- Chassis lube every 3,000 miles, assuming there are fittings
- Spark plugs: Conventional plugs: 30,000 miles, Double platinum: every 50,000 miles (100,000 mile plugs are best to be changed well before that, although some can reach it)
- Fuel filter: 30,000 miles. Unless it is in the tank. But if the tank is ever dropped, do it then
- Ignition cap, rotor, wires: (if it has them) As needed
- Timing Belt, if applicable: At manufacturers recommended intervals
- Coolant flush: Five years
- Coolant flush -- dex-cool or long life: 5 years
- Tire rotation: As needed
- Alignment: 15,000-20,000 miles, unless tire wear is not a problem and car goes straight
- Brake fluid flush and power steering fluid flush: 2 years or when dirty or discolored
- Air filter, pcv valve and cabin air filter: Every 30,000 miles or as needed
Every auto manufacturer lists their required maintenance on their web sites and in the owners manual the maintenence service intervals vary between manufacturers.

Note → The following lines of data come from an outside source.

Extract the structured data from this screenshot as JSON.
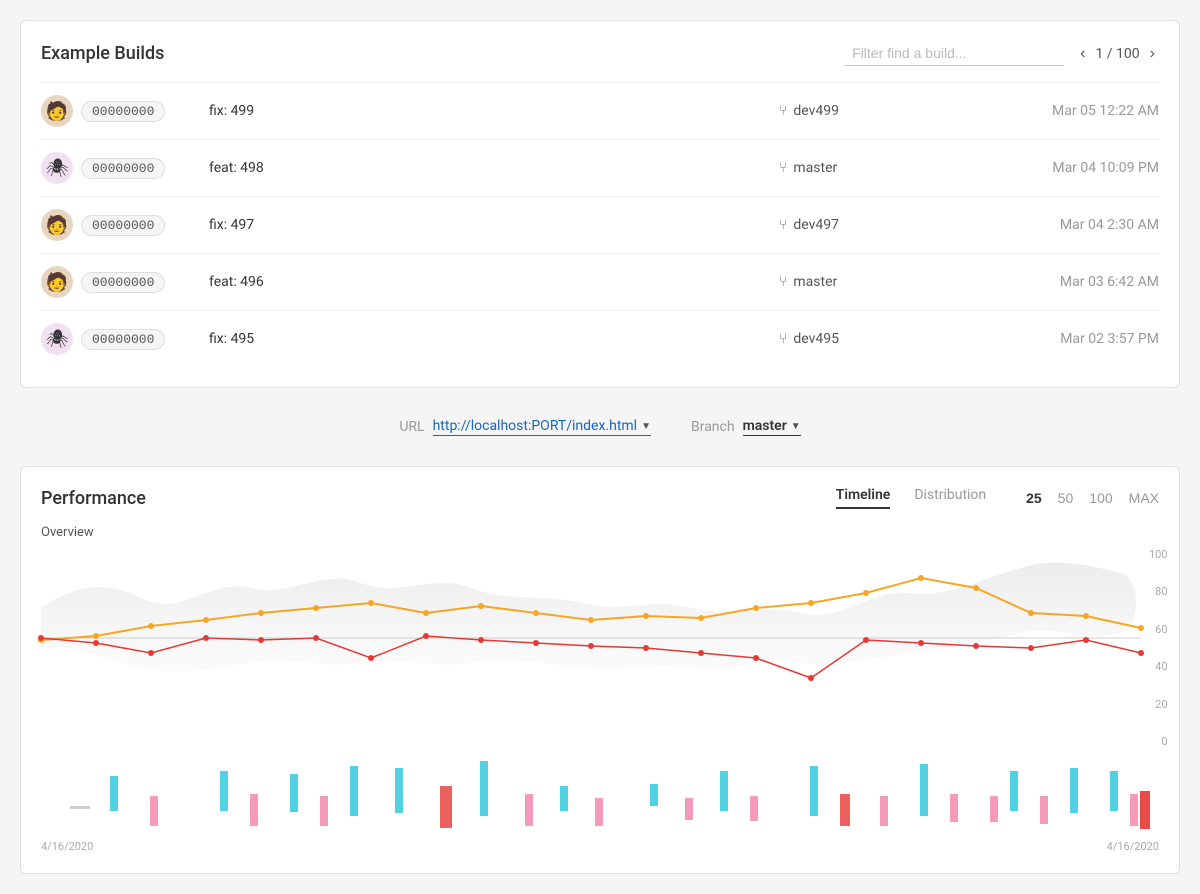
{
  "page": {
    "title": "Example Builds"
  },
  "filter": {
    "placeholder": "Filter find a build..."
  },
  "pagination": {
    "current": 1,
    "total": 100,
    "display": "1 / 100"
  },
  "builds": [
    {
      "id": "00000000",
      "name": "fix: 499",
      "branch": "dev499",
      "date": "Mar 05 12:22 AM",
      "avatarType": "person"
    },
    {
      "id": "00000000",
      "name": "feat: 498",
      "branch": "master",
      "date": "Mar 04 10:09 PM",
      "avatarType": "spider"
    },
    {
      "id": "00000000",
      "name": "fix: 497",
      "branch": "dev497",
      "date": "Mar 04 2:30 AM",
      "avatarType": "person"
    },
    {
      "id": "00000000",
      "name": "feat: 496",
      "branch": "master",
      "date": "Mar 03 6:42 AM",
      "avatarType": "person"
    },
    {
      "id": "00000000",
      "name": "fix: 495",
      "branch": "dev495",
      "date": "Mar 02 3:57 PM",
      "avatarType": "spider"
    }
  ],
  "controls": {
    "url_label": "URL",
    "url_value": "http://localhost:PORT/index.html",
    "branch_label": "Branch",
    "branch_value": "master"
  },
  "performance": {
    "title": "Performance",
    "tabs": [
      "Timeline",
      "Distribution"
    ],
    "active_tab": "Timeline",
    "range_buttons": [
      "25",
      "50",
      "100",
      "MAX"
    ],
    "active_range": "25",
    "chart_label": "Overview",
    "y_axis": [
      "100",
      "80",
      "60",
      "40",
      "20",
      "0"
    ],
    "date_start": "4/16/2020",
    "date_end": "4/16/2020"
  }
}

Your car is a moving piece of machinery, it needs maintenance, if you want this car to last you need to service it. Do not just do the minimum recommended services that are listed in your service manual. Make sure you service your cooling system which prolongs the life of the radiator and water pump, and the power steering system, which will extend the life of your cars power-seeking pump and gear box or rack. It will cost you much more than you want to spend when you fail to maintain your car and larger problems surface. I recommend that you review your owners manual and get acquainted with a reputable auto repair facility. A good relationship with your car and your car's mechanic will benefit you in the long run, providing you with a long lasting and safe car.
Basic Car Care

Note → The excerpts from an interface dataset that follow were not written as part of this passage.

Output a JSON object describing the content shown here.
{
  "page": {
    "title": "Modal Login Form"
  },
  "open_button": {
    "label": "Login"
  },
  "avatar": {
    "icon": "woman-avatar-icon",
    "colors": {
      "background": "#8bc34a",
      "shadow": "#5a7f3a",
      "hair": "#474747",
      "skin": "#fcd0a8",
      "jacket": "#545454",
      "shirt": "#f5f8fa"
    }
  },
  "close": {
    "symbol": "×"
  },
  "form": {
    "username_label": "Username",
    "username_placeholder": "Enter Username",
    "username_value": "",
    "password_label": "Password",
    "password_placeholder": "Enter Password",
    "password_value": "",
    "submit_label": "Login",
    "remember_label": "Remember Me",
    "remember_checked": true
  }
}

Basic car care can be simple and take only a short time to complete if you know what to do and look for.
Check your oil every week by first starting the vehicle and letting it run for at least 30 seconds. This allows the oil to fill the oil filter and will give you a proper reading on your dipstick. Shut the engine off wait 2-5 min to allow the oil to settle, and pull the oil dipstick, wipe it clean and replace it in the dip stick tube. Pull it out a second time and check the level. Fill if needed, but do not overfill, and it's best to use the same weight of oil last used.
Check your transmission every month by first pulling the transmission dipstick and checking if it requires the transmission to be in neutral or park. You can do this by reading the dip stick usually near the fill line. Start your vehicle and run it through the gears ending in the recommended gear, set the parking brake and pull the dipstick, clean it off and recheck it for a proper reading (remember that transmission fluid expands when hot). If the fluid is in the checked area do not add. If you do need to add fluid be sure to use the correct type recommended for your vehicle and again do not overfill.
I recommend never pulling the cap off your brake fluid. Brake fluid draws moisture from the air and can contaminate the system. If you think there is a problem with your brakes, have them checked by a certified brake specialist. You should not need any fluid added to your brakes unless you have a problem such as a leak or the brakes need to be replaced. Most new vehicles have a sensor built into the brake system that lets you know if you need brake work, and this is activated by the amount of fluid in the reservoir. By adding fluid you can do more damage than good. (Make sure you know what fluid it takes dot 4 and dot 5 are not compatible. Cars with Anti-lock brakes should get their fluid flushed every couple years or every 30,000 miles. A $1500.00 ABS module that went bad from dirty fluid can be avoided)